I want to finish this series of blog posts on the Wikipedia project by considering a question that Caitlin Martin poses in her blog post on Kuhne and Creel’s TETYC article on having students edit Wikipedia. Martin raise insightful questions about the merits of this project, many of which had me reconsidering what I was doing in the classroom. While I don’t wish to take on all of the questions that she poses, I would like to address her concern regarding the writing strategies that students develop through such editing Wikipedia. Martin writes,”What will happen when a student is asked to write a research paper in his or her history class, and he or she simply does not have the writing strategies necessary to complete the assignment effectively?” A very legitimate question!
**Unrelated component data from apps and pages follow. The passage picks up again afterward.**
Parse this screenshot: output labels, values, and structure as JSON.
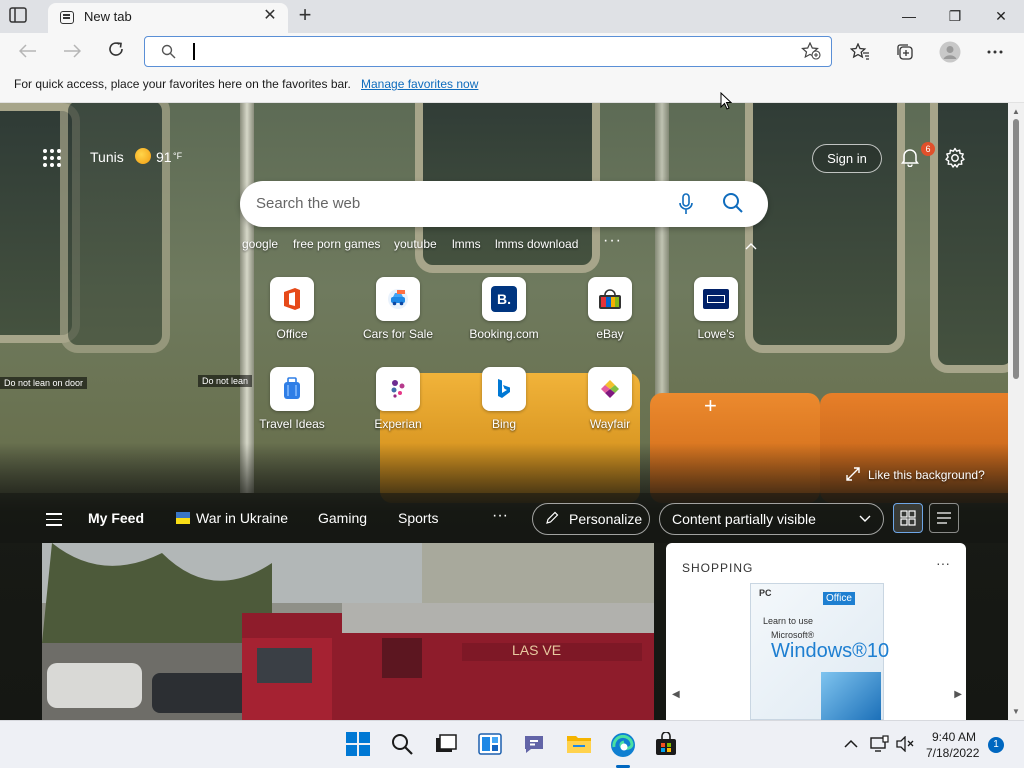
{
  "browser": {
    "tab_title": "New tab",
    "new_tab_symbol": "+",
    "close_symbol": "✕",
    "window_controls": {
      "minimize": "—",
      "restore": "❐",
      "close": "✕"
    }
  },
  "toolbar": {
    "address_value": "",
    "address_placeholder": ""
  },
  "favorites_bar": {
    "message": "For quick access, place your favorites here on the favorites bar.",
    "link": "Manage favorites now"
  },
  "newtab": {
    "weather": {
      "city": "Tunis",
      "temp": "91",
      "unit": "°F",
      "icon": "sun-icon"
    },
    "sign_in": "Sign in",
    "notifications_count": "6",
    "search_placeholder": "Search the web",
    "trending": [
      "google",
      "free porn games",
      "youtube",
      "lmms",
      "lmms download"
    ],
    "trending_more": "···",
    "quick_links_row1": [
      {
        "label": "Office",
        "icon": "office-icon",
        "color": "#e64a19"
      },
      {
        "label": "Cars for Sale",
        "icon": "car-icon",
        "color": "#1e88e5"
      },
      {
        "label": "Booking.com",
        "icon": "booking-icon",
        "color": "#003580"
      },
      {
        "label": "eBay",
        "icon": "ebay-icon",
        "color": "#0064d2"
      },
      {
        "label": "Lowe's",
        "icon": "lowes-icon",
        "color": "#012169"
      }
    ],
    "quick_links_row2": [
      {
        "label": "Travel Ideas",
        "icon": "suitcase-icon",
        "color": "#2f7ee6"
      },
      {
        "label": "Experian",
        "icon": "experian-icon",
        "color": "#6d2c91"
      },
      {
        "label": "Bing",
        "icon": "bing-icon",
        "color": "#0078d4"
      },
      {
        "label": "Wayfair",
        "icon": "wayfair-icon",
        "color": "#7f187f"
      }
    ],
    "add_shortcut": "+",
    "sign_left": "Do not lean on door",
    "sign_mid": "Do not lean",
    "like_background": "Like this background?",
    "feed": {
      "items": [
        "My Feed",
        "War in Ukraine",
        "Gaming",
        "Sports"
      ],
      "more": "···",
      "personalize": "Personalize",
      "visibility": "Content partially visible"
    },
    "shopping": {
      "header": "SHOPPING",
      "more": "···",
      "product_brand": "PC",
      "product_tag": "Office",
      "product_line1": "Learn to use",
      "product_line2": "Microsoft®",
      "product_line3": "Windows®10"
    }
  },
  "taskbar": {
    "time": "9:40 AM",
    "date": "7/18/2022",
    "notification_count": "1"
  }
}
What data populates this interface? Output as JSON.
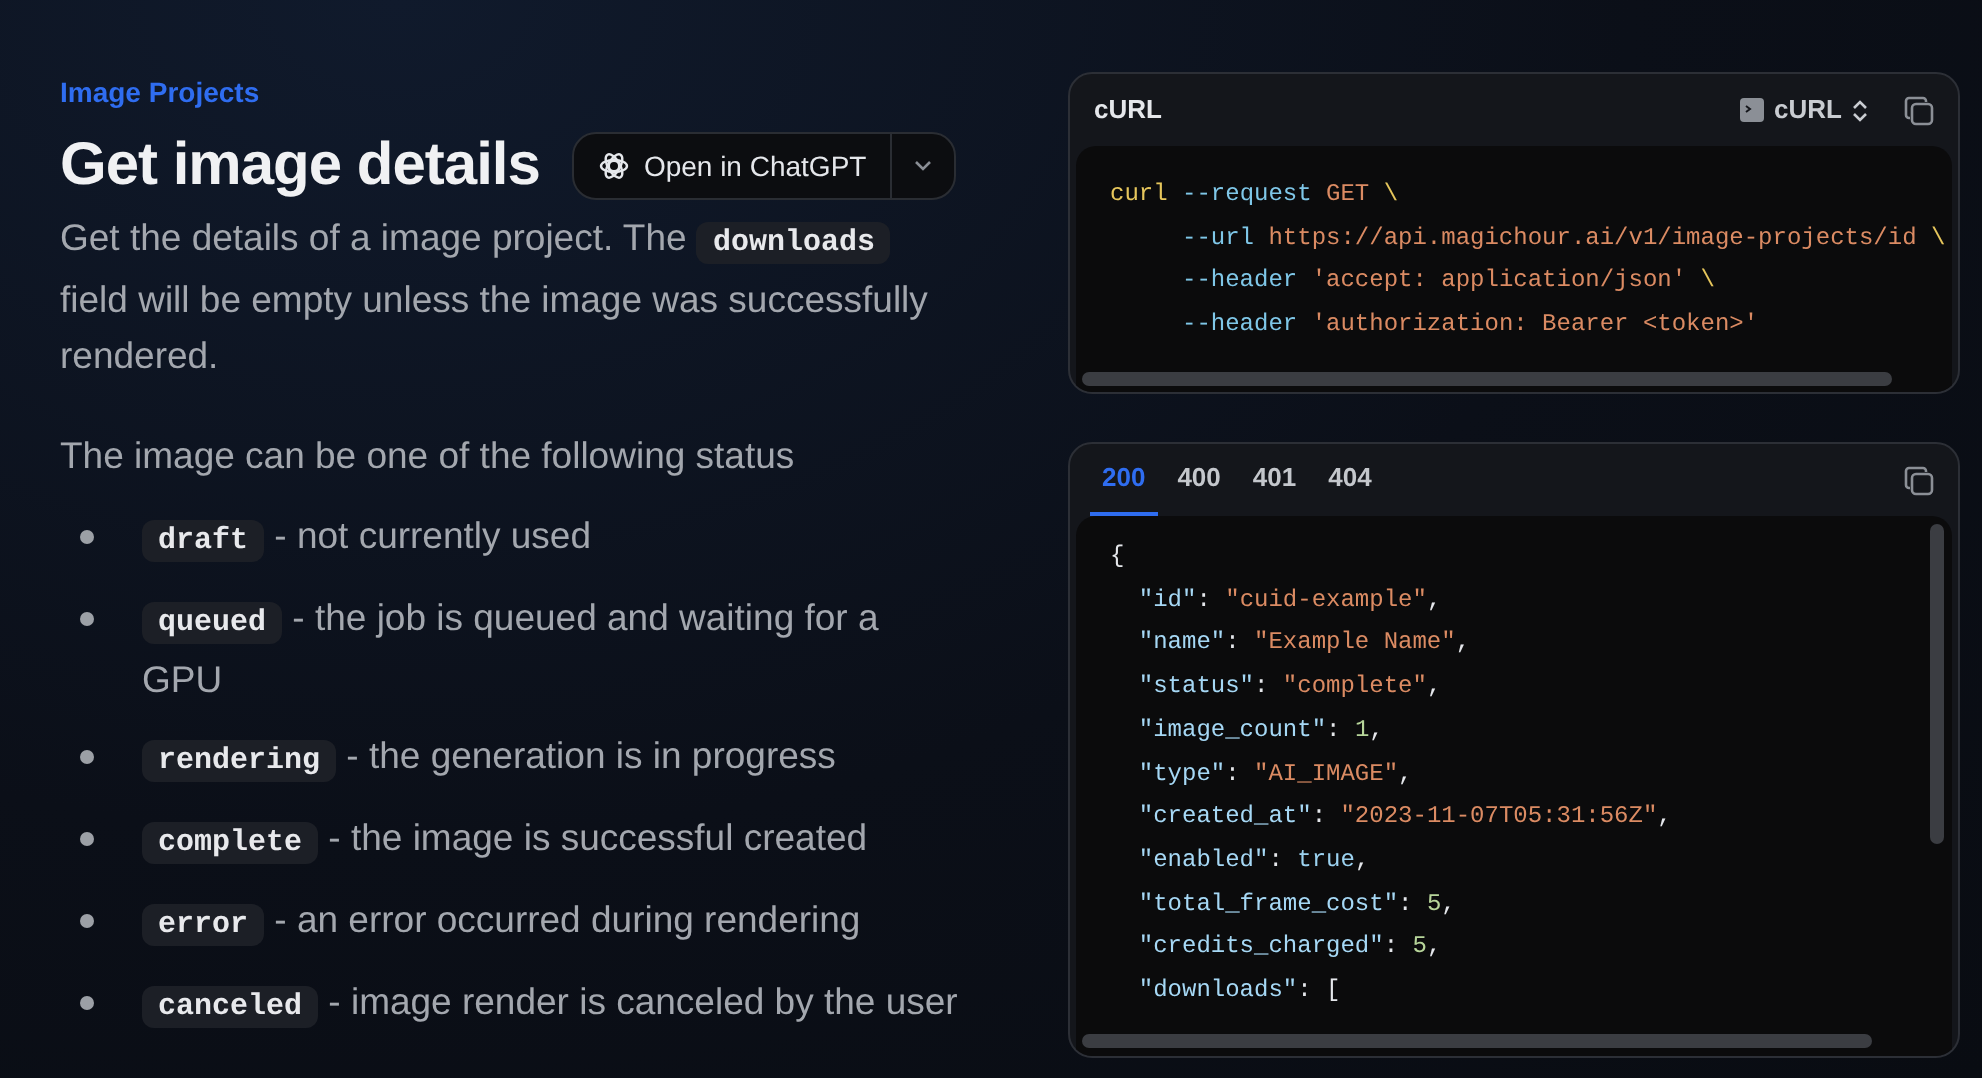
{
  "breadcrumb": "Image Projects",
  "title": "Get image details",
  "open_button": {
    "label": "Open in ChatGPT"
  },
  "description": [
    {
      "kind": "text",
      "text": "Get the details of a image project. The "
    },
    {
      "kind": "code",
      "text": "downloads"
    },
    {
      "kind": "text",
      "text": " field will be empty unless the image was successfully rendered."
    }
  ],
  "status_intro": "The image can be one of the following status",
  "statuses": [
    {
      "code": "draft",
      "text": "- not currently used"
    },
    {
      "code": "queued",
      "text": "- the job is queued and waiting for a GPU"
    },
    {
      "code": "rendering",
      "text": "- the generation is in progress"
    },
    {
      "code": "complete",
      "text": "- the image is successful created"
    },
    {
      "code": "error",
      "text": "- an error occurred during rendering"
    },
    {
      "code": "canceled",
      "text": "- image render is canceled by the user"
    }
  ],
  "request_panel": {
    "title": "cURL",
    "language": "cURL",
    "lines": [
      [
        {
          "kind": "command",
          "text": "curl"
        },
        {
          "kind": "flag",
          "text": " --request"
        },
        {
          "kind": "string",
          "text": " GET"
        },
        {
          "kind": "command",
          "text": " \\"
        }
      ],
      [
        {
          "kind": "flag",
          "text": "     --url"
        },
        {
          "kind": "string",
          "text": " https://api.magichour.ai/v1/image-projects/id"
        },
        {
          "kind": "command",
          "text": " \\"
        }
      ],
      [
        {
          "kind": "flag",
          "text": "     --header"
        },
        {
          "kind": "string",
          "text": " 'accept: application/json'"
        },
        {
          "kind": "command",
          "text": " \\"
        }
      ],
      [
        {
          "kind": "flag",
          "text": "     --header"
        },
        {
          "kind": "string",
          "text": " 'authorization: Bearer <token>'"
        }
      ]
    ]
  },
  "response_panel": {
    "tabs": [
      {
        "label": "200",
        "selected": true
      },
      {
        "label": "400",
        "selected": false
      },
      {
        "label": "401",
        "selected": false
      },
      {
        "label": "404",
        "selected": false
      }
    ],
    "lines": [
      [
        {
          "kind": "plain",
          "text": "{"
        }
      ],
      [
        {
          "kind": "key",
          "text": "  \"id\""
        },
        {
          "kind": "plain",
          "text": ": "
        },
        {
          "kind": "string",
          "text": "\"cuid-example\""
        },
        {
          "kind": "plain",
          "text": ","
        }
      ],
      [
        {
          "kind": "key",
          "text": "  \"name\""
        },
        {
          "kind": "plain",
          "text": ": "
        },
        {
          "kind": "string",
          "text": "\"Example Name\""
        },
        {
          "kind": "plain",
          "text": ","
        }
      ],
      [
        {
          "kind": "key",
          "text": "  \"status\""
        },
        {
          "kind": "plain",
          "text": ": "
        },
        {
          "kind": "string",
          "text": "\"complete\""
        },
        {
          "kind": "plain",
          "text": ","
        }
      ],
      [
        {
          "kind": "key",
          "text": "  \"image_count\""
        },
        {
          "kind": "plain",
          "text": ": "
        },
        {
          "kind": "number",
          "text": "1"
        },
        {
          "kind": "plain",
          "text": ","
        }
      ],
      [
        {
          "kind": "key",
          "text": "  \"type\""
        },
        {
          "kind": "plain",
          "text": ": "
        },
        {
          "kind": "string",
          "text": "\"AI_IMAGE\""
        },
        {
          "kind": "plain",
          "text": ","
        }
      ],
      [
        {
          "kind": "key",
          "text": "  \"created_at\""
        },
        {
          "kind": "plain",
          "text": ": "
        },
        {
          "kind": "string",
          "text": "\"2023-11-07T05:31:56Z\""
        },
        {
          "kind": "plain",
          "text": ","
        }
      ],
      [
        {
          "kind": "key",
          "text": "  \"enabled\""
        },
        {
          "kind": "plain",
          "text": ": "
        },
        {
          "kind": "boolean",
          "text": "true"
        },
        {
          "kind": "plain",
          "text": ","
        }
      ],
      [
        {
          "kind": "key",
          "text": "  \"total_frame_cost\""
        },
        {
          "kind": "plain",
          "text": ": "
        },
        {
          "kind": "number",
          "text": "5"
        },
        {
          "kind": "plain",
          "text": ","
        }
      ],
      [
        {
          "kind": "key",
          "text": "  \"credits_charged\""
        },
        {
          "kind": "plain",
          "text": ": "
        },
        {
          "kind": "number",
          "text": "5"
        },
        {
          "kind": "plain",
          "text": ","
        }
      ],
      [
        {
          "kind": "key",
          "text": "  \"downloads\""
        },
        {
          "kind": "plain",
          "text": ": ["
        }
      ]
    ]
  }
}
Part of how I address this concern is by having student also write what may be seen as more traditional essays, such response essays and argumentative synthesis essays, practices process writing; however, these writing projects do tie back to their work on Wikipedia. (For example, the topic for their argumentative synthesis comes out of the research for their editing of Wikipedia.)
Pertaining to the actual writing that students do on Wikipedia, it goes beyond simply summarizing and paraphrasing sources. I require students to justify every edit they will make by posting in the Talk section. Here students argue for why their proposed edit is significant and must engage other editors. This part of the project is dependent on their being an active community around the article, something that I am going to check from now before recommending articles to students. Overall, student here argue for the merit of their research, a skill that is absolutely transferable to other writing situations.
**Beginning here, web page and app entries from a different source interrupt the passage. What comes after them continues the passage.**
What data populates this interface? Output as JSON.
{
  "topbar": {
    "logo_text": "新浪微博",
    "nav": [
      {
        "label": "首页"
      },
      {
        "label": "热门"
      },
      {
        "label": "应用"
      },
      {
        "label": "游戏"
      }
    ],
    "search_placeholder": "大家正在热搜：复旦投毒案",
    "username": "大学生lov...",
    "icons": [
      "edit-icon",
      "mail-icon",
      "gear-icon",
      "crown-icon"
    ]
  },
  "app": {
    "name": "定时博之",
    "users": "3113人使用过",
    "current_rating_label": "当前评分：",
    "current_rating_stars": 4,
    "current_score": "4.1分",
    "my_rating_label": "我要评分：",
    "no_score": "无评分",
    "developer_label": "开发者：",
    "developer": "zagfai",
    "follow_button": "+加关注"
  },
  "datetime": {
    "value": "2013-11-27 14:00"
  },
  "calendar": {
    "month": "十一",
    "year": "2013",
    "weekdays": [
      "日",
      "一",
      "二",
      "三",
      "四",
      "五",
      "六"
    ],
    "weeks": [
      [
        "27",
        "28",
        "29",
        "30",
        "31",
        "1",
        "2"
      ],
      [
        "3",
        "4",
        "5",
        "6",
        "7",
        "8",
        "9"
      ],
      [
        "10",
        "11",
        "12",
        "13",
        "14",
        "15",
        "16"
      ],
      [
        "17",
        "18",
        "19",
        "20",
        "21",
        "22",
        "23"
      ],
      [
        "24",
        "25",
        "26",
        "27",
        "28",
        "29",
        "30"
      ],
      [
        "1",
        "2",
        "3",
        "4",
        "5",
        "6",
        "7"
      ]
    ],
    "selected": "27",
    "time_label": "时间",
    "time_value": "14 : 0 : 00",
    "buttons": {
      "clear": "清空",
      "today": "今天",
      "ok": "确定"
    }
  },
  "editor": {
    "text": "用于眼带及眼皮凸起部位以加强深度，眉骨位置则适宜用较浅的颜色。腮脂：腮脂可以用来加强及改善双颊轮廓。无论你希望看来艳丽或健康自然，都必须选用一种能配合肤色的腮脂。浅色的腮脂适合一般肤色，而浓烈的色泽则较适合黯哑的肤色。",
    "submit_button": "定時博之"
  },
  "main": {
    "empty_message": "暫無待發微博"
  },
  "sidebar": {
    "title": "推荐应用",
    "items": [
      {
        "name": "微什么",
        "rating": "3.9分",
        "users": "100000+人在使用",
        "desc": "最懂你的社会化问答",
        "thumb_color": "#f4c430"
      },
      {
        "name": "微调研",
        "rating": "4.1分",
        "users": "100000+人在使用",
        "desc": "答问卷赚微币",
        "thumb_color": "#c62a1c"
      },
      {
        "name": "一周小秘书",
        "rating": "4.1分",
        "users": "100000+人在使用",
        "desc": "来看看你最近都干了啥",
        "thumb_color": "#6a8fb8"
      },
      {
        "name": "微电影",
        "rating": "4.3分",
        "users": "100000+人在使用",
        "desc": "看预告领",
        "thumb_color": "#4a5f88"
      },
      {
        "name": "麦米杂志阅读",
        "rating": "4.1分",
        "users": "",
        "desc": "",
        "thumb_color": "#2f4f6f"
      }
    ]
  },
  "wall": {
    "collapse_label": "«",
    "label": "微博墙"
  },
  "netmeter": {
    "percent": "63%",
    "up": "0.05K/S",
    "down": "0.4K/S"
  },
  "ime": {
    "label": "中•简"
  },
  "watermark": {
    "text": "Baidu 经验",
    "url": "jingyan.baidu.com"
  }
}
My intent in having written this series of posts on the Wikipedia project has been both selfish and altruistic. Selfish in that I want to take the chance to reflect on what I am doing with composition courses; altruistic in that I want to share what I think may be working to encourage student writing to other teachers. For this latter part, I have included all my handouts for the project. (Below are the assignment sheets for the progress reports and the Wikipedia wrap-up.) If you have the chance, please leave me your thoughts.